Some of my musical influences include: Jerry Goldsmith, Gustav Mahler, Danny Elfman, R. Strauss, John Williams, James Newton-Howard, Wagner, Debussy, Patrick Doyle, Shostakovich, Vaughan Williams, Bill Conti, Sibelius, Elgar, Klaus Badelt, Michael Giacchino, Aerosmith, Elliot Goldenthal, Harry Gregson-Williams, James Horner, Def Leppard, Michael Kamen, Ennio Morricone, Hans Zimmer, Christopher Young, Gabriel Yared, Bon Jovi, Debbie Wiseman, Shirley Walker, Brian Tyler, Alan Silvestri, Howard Shore, The Beach Boys, Marc Shaiman, Wishbone Ash, Graeme Revell, John Powell, Mozart, Rachel Portman, Michael Nyman...... and many more!!!
ANIMATION: (As cited on Wikipedia)
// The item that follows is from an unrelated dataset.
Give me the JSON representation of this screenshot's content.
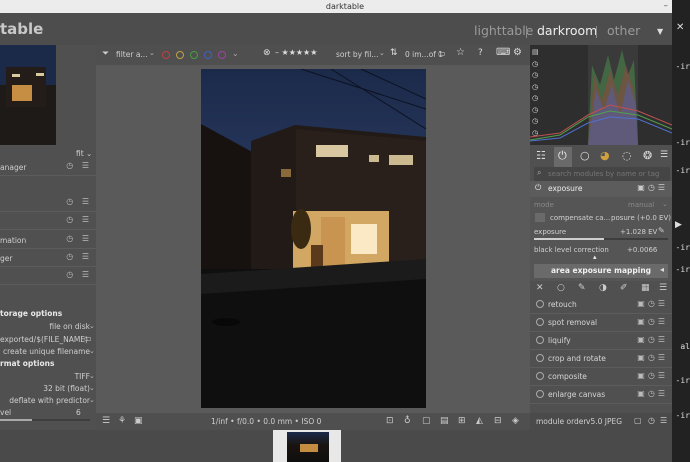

Animation is the rapid display of a sequence of images to create an illusion of movement. The most common method of presenting animation is as a motion picture or video program, although there are other methods. This type of presentation is usually accomplished with a camera and a projector or a computer viewing screen which can rapidly cycle through images in a sequence. Animation can be made with either hand rendered art, computer generated imagery, or three-dimensional objects, e.g. puppets or clay figures, or a combination of techniques. The position of each object in any particular image relates to the position of that object in the previous and following images so that the objects each appear to fluidly move independently of one another. The viewing device displays these images in rapid succession, usually 24, 25 or 30 frames per second.